:: YOUR OBJECTIVE ::
The listing below must be repeated word for word, with its images excluded.

Segment Start: RECORDS SUPPLIED

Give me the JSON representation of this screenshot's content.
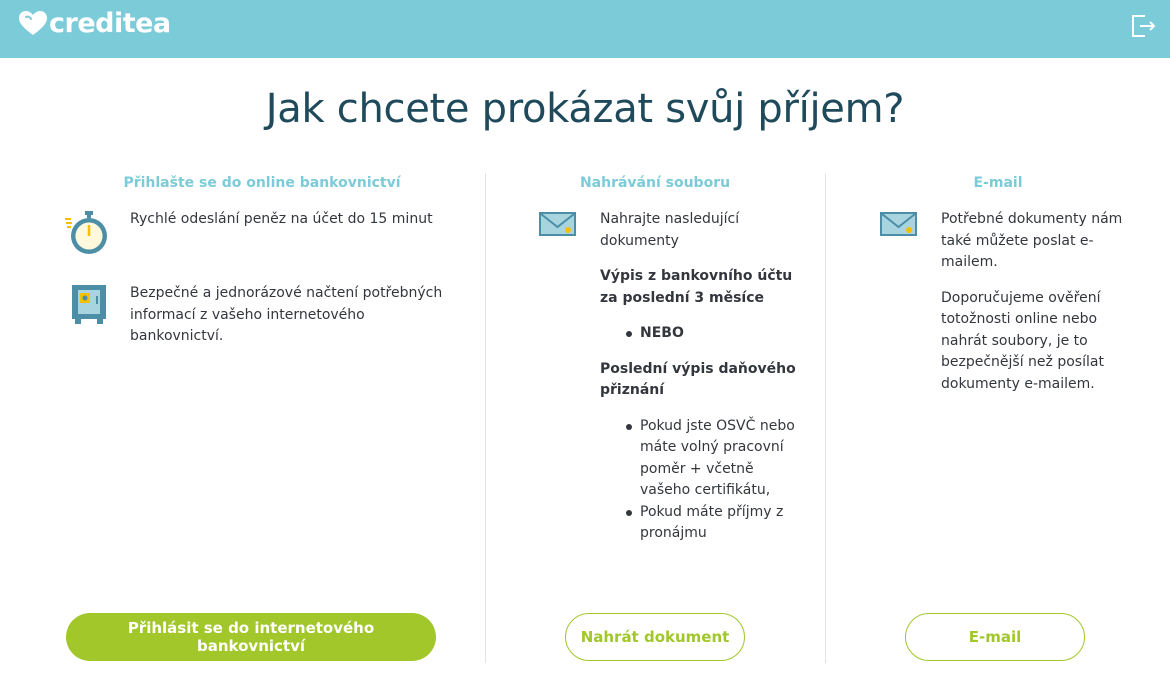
{
  "header": {
    "brand": "creditea",
    "logout_icon": "logout-icon",
    "background": "#7ccbd8"
  },
  "title": "Jak chcete prokázat svůj příjem?",
  "columns": {
    "bank": {
      "title": "Přihlašte se do online bankovnictví",
      "feature1": {
        "icon": "stopwatch-icon",
        "text": "Rychlé odeslání peněz na účet do 15 minut"
      },
      "feature2": {
        "icon": "safe-icon",
        "text": "Bezpečné a jednorázové načtení potřebných informací z vašeho internetového bankovnictví."
      },
      "button": "Přihlásit se do internetového bankovnictví"
    },
    "upload": {
      "title": "Nahrávání souboru",
      "icon": "envelope-icon",
      "intro": "Nahrajte nasledující dokumenty",
      "doc1": "Výpis z bankovního účtu za poslední 3 měsíce",
      "or": "NEBO",
      "doc2": "Poslední výpis daňového přiznání",
      "bullets": [
        "Pokud jste OSVČ nebo máte volný pracovní poměr + včetně vašeho certifikátu,",
        "Pokud máte příjmy z pronájmu"
      ],
      "button": "Nahrát dokument"
    },
    "email": {
      "title": "E-mail",
      "icon": "envelope-icon",
      "text1": "Potřebné dokumenty nám také můžete poslat e-mailem.",
      "text2": "Doporučujeme ověření totožnosti online nebo nahrát soubory, je to bezpečnější než posílat dokumenty e-mailem.",
      "button": "E-mail"
    }
  },
  "colors": {
    "accent": "#7ccbd8",
    "button_green": "#a1c72a",
    "title": "#1f4a5c",
    "icon_blue": "#4b8ea6"
  }
}
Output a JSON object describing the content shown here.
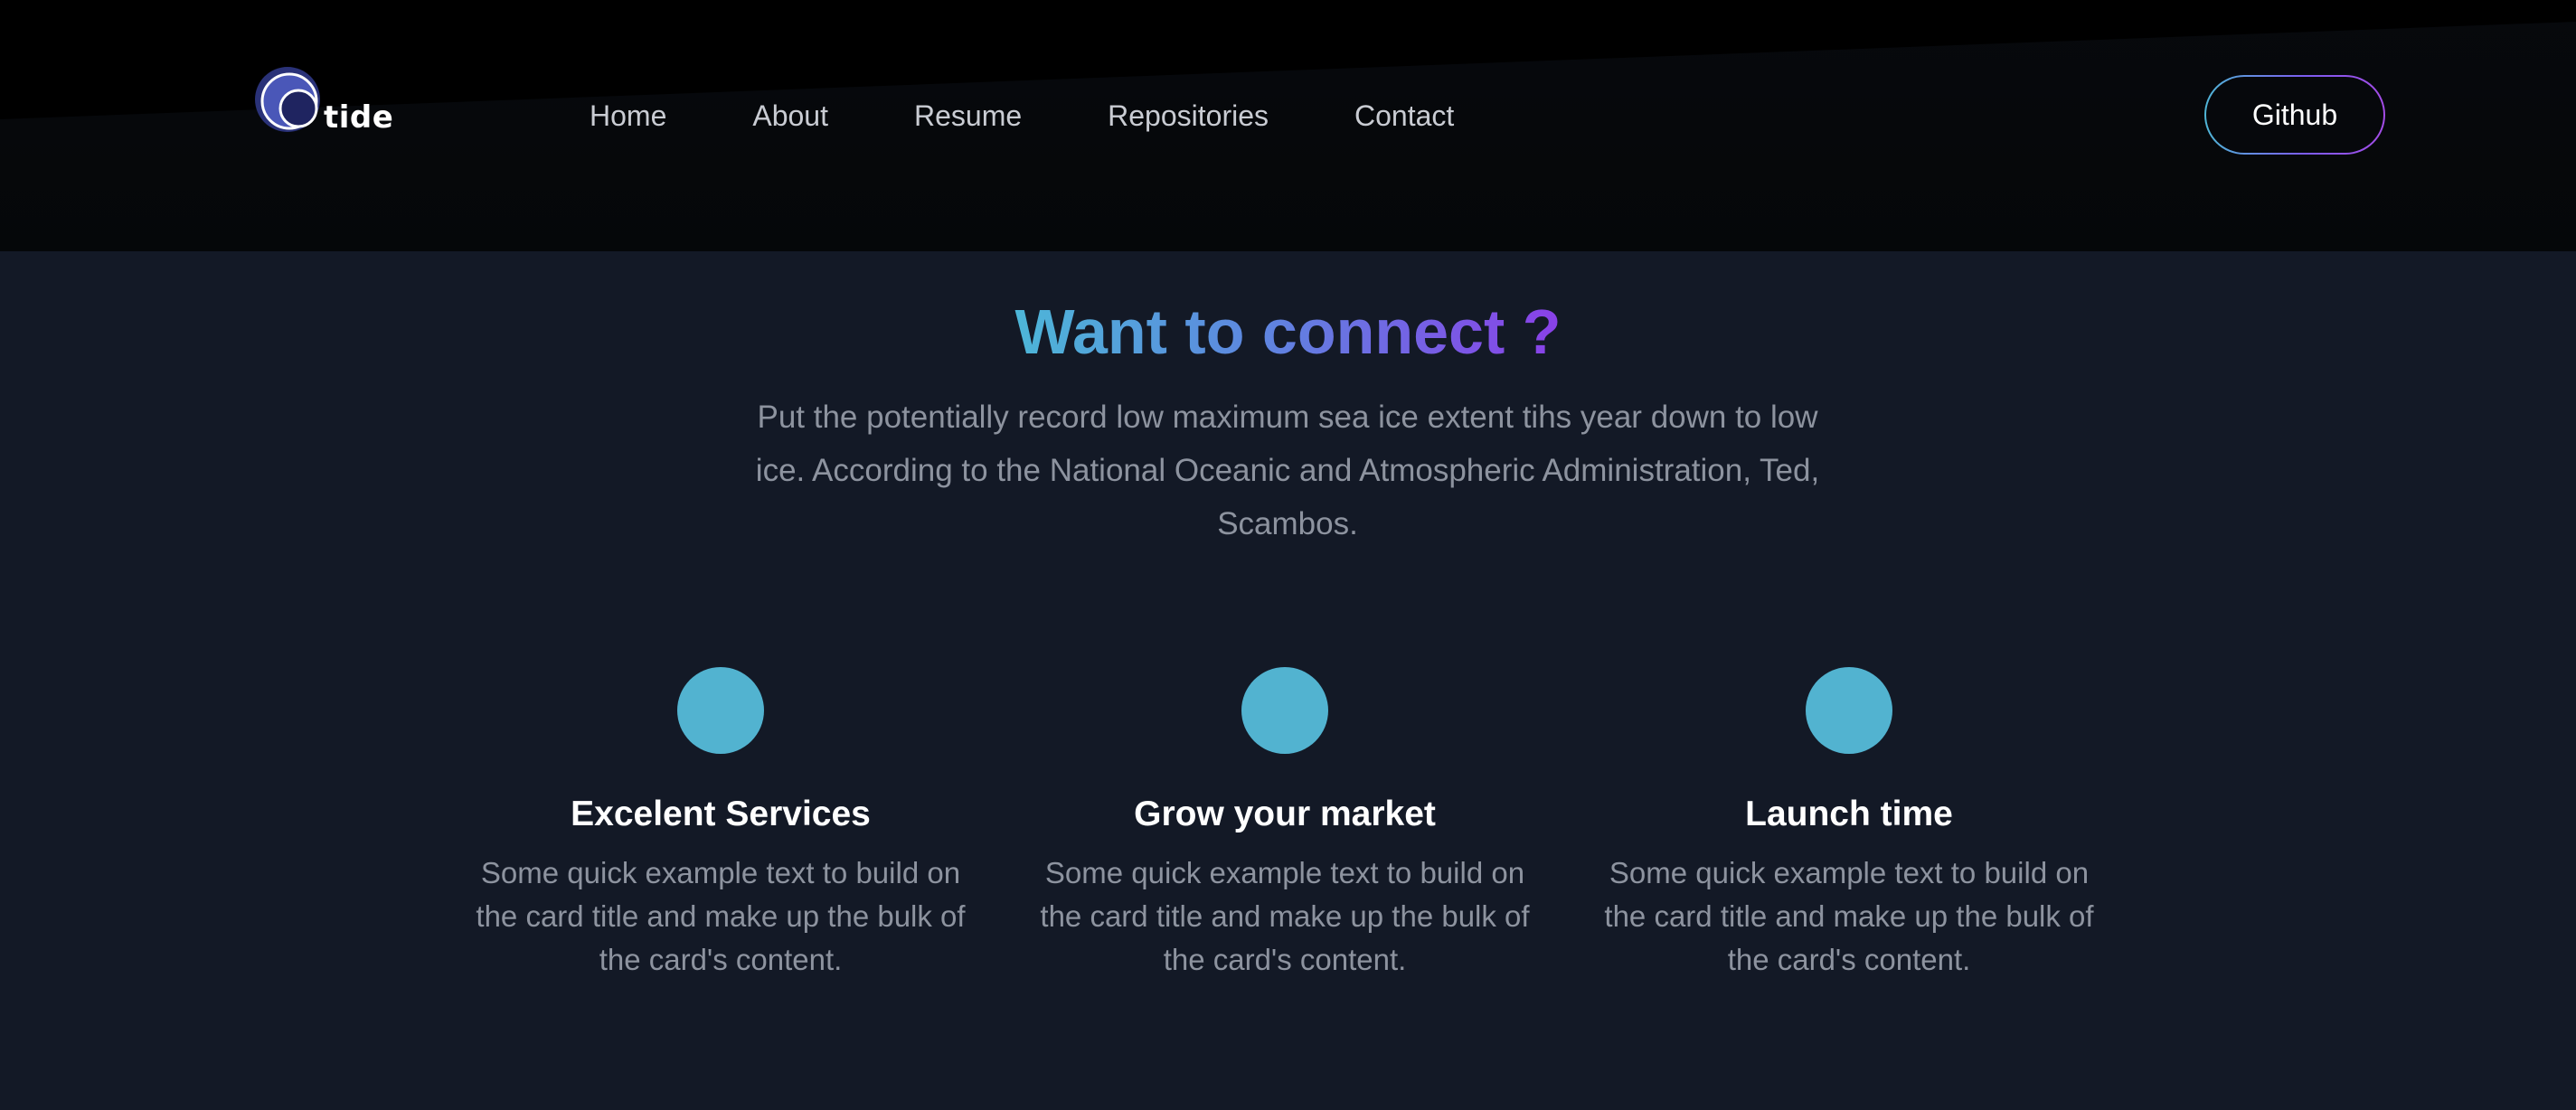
{
  "brand": {
    "name": "tide",
    "logo_icon": "tide-wave-logo-icon"
  },
  "nav": {
    "items": [
      {
        "label": "Home"
      },
      {
        "label": "About"
      },
      {
        "label": "Resume"
      },
      {
        "label": "Repositories"
      },
      {
        "label": "Contact"
      }
    ],
    "cta_label": "Github"
  },
  "connect": {
    "title": "Want to connect ?",
    "description": "Put the potentially record low maximum sea ice extent tihs year down to low ice. According to the National Oceanic and Atmospheric Administration, Ted, Scambos."
  },
  "features": [
    {
      "title": "Excelent Services",
      "text": "Some quick example text to build on the card title and make up the bulk of the card's content."
    },
    {
      "title": "Grow your market",
      "text": "Some quick example text to build on the card title and make up the bulk of the card's content."
    },
    {
      "title": "Launch time",
      "text": "Some quick example text to build on the card title and make up the bulk of the card's content."
    }
  ],
  "colors": {
    "background": "#131926",
    "header_background": "#06080c",
    "accent_cyan": "#4db6d8",
    "accent_purple": "#8a40e8",
    "feature_dot": "#52b3d0",
    "muted_text": "#8d939f"
  }
}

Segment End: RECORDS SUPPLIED

:: ANSWER SECTION ::
Give me the JSON representation of this screenshot's content.
{
  "header": {
    "brand": "creditea",
    "logout_icon": "logout-icon",
    "background": "#7ccbd8"
  },
  "title": "Jak chcete prokázat svůj příjem?",
  "columns": {
    "bank": {
      "title": "Přihlašte se do online bankovnictví",
      "feature1": {
        "icon": "stopwatch-icon",
        "text": "Rychlé odeslání peněz na účet do 15 minut"
      },
      "feature2": {
        "icon": "safe-icon",
        "text": "Bezpečné a jednorázové načtení potřebných informací z vašeho internetového bankovnictví."
      },
      "button": "Přihlásit se do internetového bankovnictví"
    },
    "upload": {
      "title": "Nahrávání souboru",
      "icon": "envelope-icon",
      "intro": "Nahrajte nasledující dokumenty",
      "doc1": "Výpis z bankovního účtu za poslední 3 měsíce",
      "or": "NEBO",
      "doc2": "Poslední výpis daňového přiznání",
      "bullets": [
        "Pokud jste OSVČ nebo máte volný pracovní poměr + včetně vašeho certifikátu,",
        "Pokud máte příjmy z pronájmu"
      ],
      "button": "Nahrát dokument"
    },
    "email": {
      "title": "E-mail",
      "icon": "envelope-icon",
      "text1": "Potřebné dokumenty nám také můžete poslat e-mailem.",
      "text2": "Doporučujeme ověření totožnosti online nebo nahrát soubory, je to bezpečnější než posílat dokumenty e-mailem.",
      "button": "E-mail"
    }
  },
  "colors": {
    "accent": "#7ccbd8",
    "button_green": "#a1c72a",
    "title": "#1f4a5c",
    "icon_blue": "#4b8ea6"
  }
}
Output a JSON object describing the content shown here.
{
  "brand": {
    "name": "tide",
    "logo_icon": "tide-wave-logo-icon"
  },
  "nav": {
    "items": [
      {
        "label": "Home"
      },
      {
        "label": "About"
      },
      {
        "label": "Resume"
      },
      {
        "label": "Repositories"
      },
      {
        "label": "Contact"
      }
    ],
    "cta_label": "Github"
  },
  "connect": {
    "title": "Want to connect ?",
    "description": "Put the potentially record low maximum sea ice extent tihs year down to low ice. According to the National Oceanic and Atmospheric Administration, Ted, Scambos."
  },
  "features": [
    {
      "title": "Excelent Services",
      "text": "Some quick example text to build on the card title and make up the bulk of the card's content."
    },
    {
      "title": "Grow your market",
      "text": "Some quick example text to build on the card title and make up the bulk of the card's content."
    },
    {
      "title": "Launch time",
      "text": "Some quick example text to build on the card title and make up the bulk of the card's content."
    }
  ],
  "colors": {
    "background": "#131926",
    "header_background": "#06080c",
    "accent_cyan": "#4db6d8",
    "accent_purple": "#8a40e8",
    "feature_dot": "#52b3d0",
    "muted_text": "#8d939f"
  }
}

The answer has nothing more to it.